### Exercise objective:
Look below and pull out each line with the word "heart".

### Supplied records:
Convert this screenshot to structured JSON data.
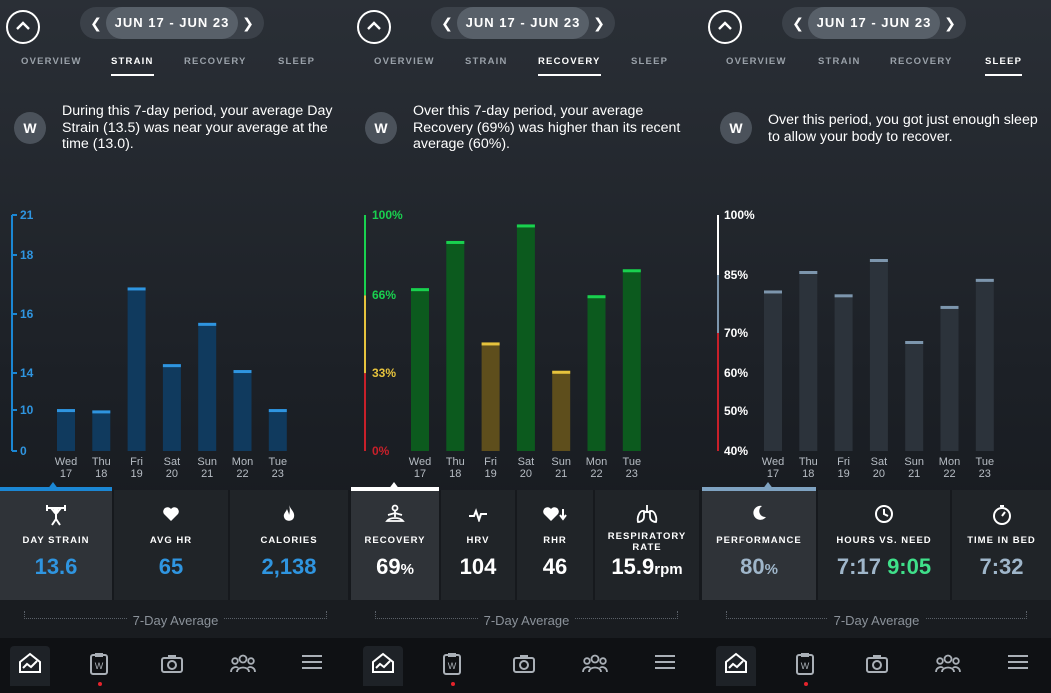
{
  "panels": [
    {
      "date_range": "JUN 17 - JUN 23",
      "tabs": [
        "OVERVIEW",
        "STRAIN",
        "RECOVERY",
        "SLEEP"
      ],
      "active_tab": 1,
      "insight": "During this 7-day period, your average Day Strain (13.5) was near your average at the time (13.0).",
      "accent_color": "#1b87d4",
      "metrics": [
        {
          "label": "DAY STRAIN",
          "value": "13.6",
          "unit": "",
          "icon": "weightlifter-icon",
          "color": "#2f95e0"
        },
        {
          "label": "AVG HR",
          "value": "65",
          "unit": "",
          "icon": "heart-icon",
          "color": "#2f95e0"
        },
        {
          "label": "CALORIES",
          "value": "2,138",
          "unit": "",
          "icon": "flame-icon",
          "color": "#2f95e0"
        }
      ],
      "avg_label": "7-Day Average"
    },
    {
      "date_range": "JUN 17 - JUN 23",
      "tabs": [
        "OVERVIEW",
        "STRAIN",
        "RECOVERY",
        "SLEEP"
      ],
      "active_tab": 2,
      "insight": "Over this 7-day period, your average Recovery (69%) was higher than its recent average (60%).",
      "accent_color": "#ffffff",
      "metrics": [
        {
          "label": "RECOVERY",
          "value": "69",
          "unit": "%",
          "icon": "meditation-icon",
          "color": "#ffffff"
        },
        {
          "label": "HRV",
          "value": "104",
          "unit": "",
          "icon": "pulse-icon",
          "color": "#ffffff"
        },
        {
          "label": "RHR",
          "value": "46",
          "unit": "",
          "icon": "heart-down-icon",
          "color": "#ffffff"
        },
        {
          "label": "RESPIRATORY RATE",
          "value": "15.9",
          "unit": "rpm",
          "icon": "lungs-icon",
          "color": "#ffffff"
        }
      ],
      "avg_label": "7-Day Average"
    },
    {
      "date_range": "JUN 17 - JUN 23",
      "tabs": [
        "OVERVIEW",
        "STRAIN",
        "RECOVERY",
        "SLEEP"
      ],
      "active_tab": 3,
      "insight": "Over this period, you got just enough sleep to allow your body to recover.",
      "accent_color": "#7fa3c2",
      "metrics": [
        {
          "label": "PERFORMANCE",
          "value": "80",
          "unit": "%",
          "icon": "moon-icon",
          "color": "#9fb6ca"
        },
        {
          "label": "HOURS VS. NEED",
          "value": "7:17",
          "value2": "9:05",
          "unit": "",
          "icon": "clock-icon",
          "color": "#9fb6ca",
          "color2": "#3fe08a"
        },
        {
          "label": "TIME IN BED",
          "value": "7:32",
          "unit": "",
          "icon": "stopwatch-icon",
          "color": "#9fb6ca"
        }
      ],
      "avg_label": "7-Day Average"
    }
  ],
  "chart_data": [
    {
      "type": "bar",
      "title": "",
      "categories": [
        "Wed 17",
        "Thu 18",
        "Fri 19",
        "Sat 20",
        "Sun 21",
        "Mon 22",
        "Tue 23"
      ],
      "values": [
        10.1,
        9.9,
        16.9,
        14.3,
        15.7,
        14.1,
        10.1
      ],
      "y_ticks": [
        "0",
        "10",
        "14",
        "16",
        "18",
        "21"
      ],
      "ylim": [
        0,
        21
      ],
      "bar_color": "#103a5e",
      "cap_color": "#2f95e0"
    },
    {
      "type": "bar",
      "title": "",
      "categories": [
        "Wed 17",
        "Thu 18",
        "Fri 19",
        "Sat 20",
        "Sun 21",
        "Mon 22",
        "Tue 23"
      ],
      "values": [
        69,
        89,
        46,
        96,
        34,
        66,
        77
      ],
      "y_ticks": [
        "0%",
        "33%",
        "66%",
        "100%"
      ],
      "ylim": [
        0,
        100
      ],
      "zones": [
        {
          "from": 0,
          "to": 33,
          "color": "#c8202a"
        },
        {
          "from": 33,
          "to": 66,
          "color": "#e6c33d"
        },
        {
          "from": 66,
          "to": 100,
          "color": "#19d14f"
        }
      ]
    },
    {
      "type": "bar",
      "title": "",
      "categories": [
        "Wed 17",
        "Thu 18",
        "Fri 19",
        "Sat 20",
        "Sun 21",
        "Mon 22",
        "Tue 23"
      ],
      "values": [
        81,
        86,
        80,
        89,
        68,
        77,
        84
      ],
      "y_ticks": [
        "40%",
        "50%",
        "60%",
        "70%",
        "85%",
        "100%"
      ],
      "ylim": [
        40,
        100
      ],
      "bar_color": "#2c333b",
      "cap_color": "#7d96ad"
    }
  ],
  "nav": [
    "home-icon",
    "journal-icon",
    "camera-icon",
    "team-icon",
    "menu-icon"
  ]
}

### Exercise result:
          "icon": "heart-icon",
          "icon": "heart-down-icon",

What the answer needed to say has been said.